The van stayed covered in a light coating of ash.  Blergh.

Shots from inside the salt-crusty windowed ferry, we decided we'd be in the sun enough so we hid out in the cabin.

It's $7 per person for a 7 day pass.

The trails alllll look like some version of this.  I took loads of photos because it was just so different from the trails I usually hike.

We arrived at Yankee Paradise and found a spot to set up.
Ironically, after all those miles of oaks, we camped in pines.
The ticks were so bad that if you stood still, they would crawl up your feet.
Matt and Chandler had dozens on them over the trip, I had 2.  It's the only time having a near zero heat signature comes in handy.

Wednesday morning we left Chan lounging and Matt and I walked the 2 miles to Plum Orchard to get water.  We ended up staying and doing the tour of the house.

I took nearly no photos on the tour, which lasted an hour.
I did see these horses out the window.

And I liked the basement, particularly the elevator.

These bricks are in arches to support the tiles for the indoor pool.

There it is!  It was a diving pool.
It was set up in this complicated way to heat it from spring water temps of 68 to a balmy coal-heated temp of 75.  Brrr

There were more horses outside as we left.

Back at camp, we sat in the shade of our rain flies until we'd sweated out nearly all the water we just went and got.  So, I decided we should hike to the beach.  The nearest one for use was a mile and a half one way.  We started walking.

The water was in the 70's, which was quite nice to get cooled off.  I made us get out and put on more sunscreen every 40 minutes, despite the bottle saying it was sweat and water proof for 80 minutes.
It was 3 when we arrived, we stayed until after 6.  The sun was still quite high, but we were getting tired and really hungry.

Tired.  Hungry.

This horse hogged the trail and we could not get past.  We ended up hiding in the bushes while it wandered back and forth, snorting and pawing the ground.  Then it saw us and ran.  GAH. 

At camp, we ate burritos and they were so good!
We hung out in our skeeter netting.  Matt and Chan decided to walk back to Plum Orchard for the sunset, I thought about it but opted to just brush my teeth and get some rest.  They came crashing back a while later, full of tales of more horses and armadillos.

Thursday morning we got up before the sunrise and packed, then walked a mile a half back over to the beach so we could walk on it and avoid the brushy narrow trail.  There is QUITE the climb through the dunes to get there, which was not fun with a pack on!

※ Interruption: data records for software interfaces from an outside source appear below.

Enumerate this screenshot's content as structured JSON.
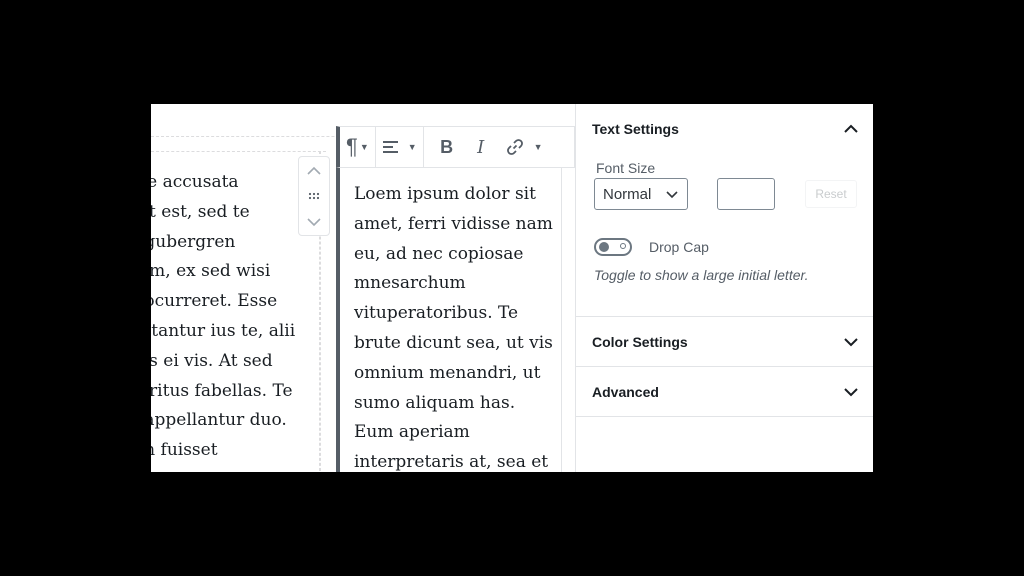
{
  "editor": {
    "left_column_lines": [
      "re accusata",
      "et est, sed te",
      " gubergren",
      "am, ex sed wisi",
      " ocurreret. Esse",
      "ittantur ius te, alii",
      "as ei vis. At sed",
      "eritus fabellas. Te",
      " appellantur duo.",
      "m fuisset"
    ],
    "selected_block_text": "Loem ipsum dolor sit amet, ferri vidisse nam eu, ad nec copiosae mnesarchum vituperatoribus. Te brute dicunt sea, ut vis omnium menandri, ut sumo aliquam has. Eum aperiam interpretaris at, sea et",
    "toolbar": {
      "paragraph_icon": "paragraph-icon",
      "align_icon": "align-left-icon",
      "bold_label": "B",
      "italic_label": "I",
      "link_icon": "link-icon"
    },
    "mover": {
      "up_icon": "chevron-up-icon",
      "drag_icon": "drag-handle-icon",
      "down_icon": "chevron-down-icon"
    }
  },
  "sidebar": {
    "text_settings": {
      "title": "Text Settings",
      "font_size_label": "Font Size",
      "font_size_value": "Normal",
      "custom_size_value": "",
      "reset_label": "Reset",
      "drop_cap_label": "Drop Cap",
      "drop_cap_on": false,
      "help_text": "Toggle to show a large initial letter."
    },
    "color_settings": {
      "title": "Color Settings"
    },
    "advanced": {
      "title": "Advanced"
    }
  }
}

horses off in the distance

deer prints.
They only ever led up from the water, never toward it.
Selkie Deer.

We walked 4 more miles down the beach to Stafford and cut back to Pratt's Trail and then to the Parallel Trail from there. 

The hike from Stafford to Sea Camp is about 3.5 more miles.  It was easier going this time, it was before the heat of the way and we didn't have as much food or water weighing us down,
Chan did the entire thing barefoot.  I did all but the last 3 miles barefoot as well.

Our site at Sea Camp, site 12.

TWO tables, nice!
And a food cage.  Which we needed.

site 12 has a private trail to the bathroom
the bathroom has a spring fed shower.

The boardwalk to the beach

After it cooled off a bit, we decided to go for a walk.  Because the 9 miles that morning with full packs wasn't cutting it for this family. ha!

We walked the half mile to the dock and watched the dolphins and the fiddler crabs for a while.

We headed down island to Dungeness along the River Trail.

osprey nest in the chimney top

I switched to black and white because there's nothing else for it.

We cut back across to the beach from Dungeness, passing the cemetery and salt marsh

and more horses

and turkey

The final mile back was along the beach, giving us a 15 mile day!
I enjoyed my icy shower afterward.

4 days of sweat and sea water.  My hair was FRIED.
I didn't bring shampoo, but I had a bottle of this stuff which worked really well.
Will buy more!

Friday morning, we packed up and took the 10:15 ferry back to avoid that sweltering part of the day!

Goodbye, Cumberland Island!

About Me

Unschooling mama from the start with 2014, 2016 and 2018 graduation dates. I enjoy camping, reading, swimming, hiking and photography.